--- Available records ---

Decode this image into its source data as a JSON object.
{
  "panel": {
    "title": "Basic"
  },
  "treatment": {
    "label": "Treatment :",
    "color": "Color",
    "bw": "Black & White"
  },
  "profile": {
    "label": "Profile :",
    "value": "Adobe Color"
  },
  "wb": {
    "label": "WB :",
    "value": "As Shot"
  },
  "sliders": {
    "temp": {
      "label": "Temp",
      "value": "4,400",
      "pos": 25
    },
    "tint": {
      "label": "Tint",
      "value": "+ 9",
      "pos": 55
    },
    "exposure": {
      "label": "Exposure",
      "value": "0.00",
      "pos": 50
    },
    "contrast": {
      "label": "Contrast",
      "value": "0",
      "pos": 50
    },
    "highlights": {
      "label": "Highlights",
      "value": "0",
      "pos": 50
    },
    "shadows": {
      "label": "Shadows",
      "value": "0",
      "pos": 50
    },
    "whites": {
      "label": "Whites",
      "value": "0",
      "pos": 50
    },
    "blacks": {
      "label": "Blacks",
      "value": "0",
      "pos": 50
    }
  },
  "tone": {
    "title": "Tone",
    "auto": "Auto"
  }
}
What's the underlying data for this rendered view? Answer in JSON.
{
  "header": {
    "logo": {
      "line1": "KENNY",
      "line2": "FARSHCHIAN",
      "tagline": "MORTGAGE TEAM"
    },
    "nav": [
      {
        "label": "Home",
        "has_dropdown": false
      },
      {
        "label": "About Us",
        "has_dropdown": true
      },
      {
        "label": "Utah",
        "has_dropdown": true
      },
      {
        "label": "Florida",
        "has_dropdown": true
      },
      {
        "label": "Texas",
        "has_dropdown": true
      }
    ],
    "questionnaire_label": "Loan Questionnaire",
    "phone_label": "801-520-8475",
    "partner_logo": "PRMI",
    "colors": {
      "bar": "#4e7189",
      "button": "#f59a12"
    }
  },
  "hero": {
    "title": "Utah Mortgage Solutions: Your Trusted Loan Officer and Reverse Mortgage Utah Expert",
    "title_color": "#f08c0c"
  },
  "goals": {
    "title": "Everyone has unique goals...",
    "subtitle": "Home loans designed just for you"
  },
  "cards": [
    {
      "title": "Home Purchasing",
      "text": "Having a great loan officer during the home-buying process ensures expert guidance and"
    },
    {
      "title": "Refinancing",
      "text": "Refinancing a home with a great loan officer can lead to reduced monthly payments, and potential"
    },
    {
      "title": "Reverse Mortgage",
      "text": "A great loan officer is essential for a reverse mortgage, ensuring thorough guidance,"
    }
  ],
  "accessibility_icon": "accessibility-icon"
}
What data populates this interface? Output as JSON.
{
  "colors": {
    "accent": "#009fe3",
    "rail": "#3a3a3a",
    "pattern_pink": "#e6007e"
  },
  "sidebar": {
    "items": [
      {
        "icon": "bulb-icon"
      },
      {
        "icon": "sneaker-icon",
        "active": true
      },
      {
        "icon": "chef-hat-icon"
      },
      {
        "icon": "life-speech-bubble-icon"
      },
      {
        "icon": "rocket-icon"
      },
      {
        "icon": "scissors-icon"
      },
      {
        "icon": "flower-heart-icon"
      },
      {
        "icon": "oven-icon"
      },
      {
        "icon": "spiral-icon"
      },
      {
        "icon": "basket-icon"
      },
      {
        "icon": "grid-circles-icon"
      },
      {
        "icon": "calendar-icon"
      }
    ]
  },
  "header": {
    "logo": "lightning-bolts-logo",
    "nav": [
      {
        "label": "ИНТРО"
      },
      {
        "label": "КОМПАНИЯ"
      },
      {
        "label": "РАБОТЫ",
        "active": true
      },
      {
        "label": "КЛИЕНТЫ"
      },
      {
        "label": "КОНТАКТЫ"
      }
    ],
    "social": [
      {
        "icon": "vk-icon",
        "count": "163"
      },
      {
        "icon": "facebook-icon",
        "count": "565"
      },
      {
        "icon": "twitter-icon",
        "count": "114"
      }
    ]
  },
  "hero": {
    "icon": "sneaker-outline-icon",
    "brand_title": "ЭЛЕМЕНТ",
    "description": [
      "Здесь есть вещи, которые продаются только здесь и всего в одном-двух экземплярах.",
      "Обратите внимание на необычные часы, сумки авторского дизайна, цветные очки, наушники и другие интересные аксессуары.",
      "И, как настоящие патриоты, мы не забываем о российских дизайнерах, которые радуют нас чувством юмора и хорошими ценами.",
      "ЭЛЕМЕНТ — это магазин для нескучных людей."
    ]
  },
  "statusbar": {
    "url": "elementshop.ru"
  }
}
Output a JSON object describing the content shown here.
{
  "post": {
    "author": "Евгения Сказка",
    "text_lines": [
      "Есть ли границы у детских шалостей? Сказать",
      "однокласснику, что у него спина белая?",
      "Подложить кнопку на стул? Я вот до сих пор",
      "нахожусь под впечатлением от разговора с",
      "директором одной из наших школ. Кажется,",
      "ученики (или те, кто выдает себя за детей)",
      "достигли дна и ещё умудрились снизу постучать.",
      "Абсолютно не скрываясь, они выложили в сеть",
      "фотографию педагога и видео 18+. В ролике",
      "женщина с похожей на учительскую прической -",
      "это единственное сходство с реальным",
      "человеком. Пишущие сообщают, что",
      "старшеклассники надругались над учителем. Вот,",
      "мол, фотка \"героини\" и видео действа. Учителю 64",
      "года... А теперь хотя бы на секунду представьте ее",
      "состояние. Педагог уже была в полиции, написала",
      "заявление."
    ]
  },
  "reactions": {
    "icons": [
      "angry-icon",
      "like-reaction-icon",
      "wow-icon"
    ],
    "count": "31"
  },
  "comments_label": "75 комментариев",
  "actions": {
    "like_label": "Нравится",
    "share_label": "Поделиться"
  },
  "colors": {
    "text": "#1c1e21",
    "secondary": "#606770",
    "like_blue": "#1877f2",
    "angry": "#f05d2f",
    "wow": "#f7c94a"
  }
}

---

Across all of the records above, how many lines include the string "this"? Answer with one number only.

3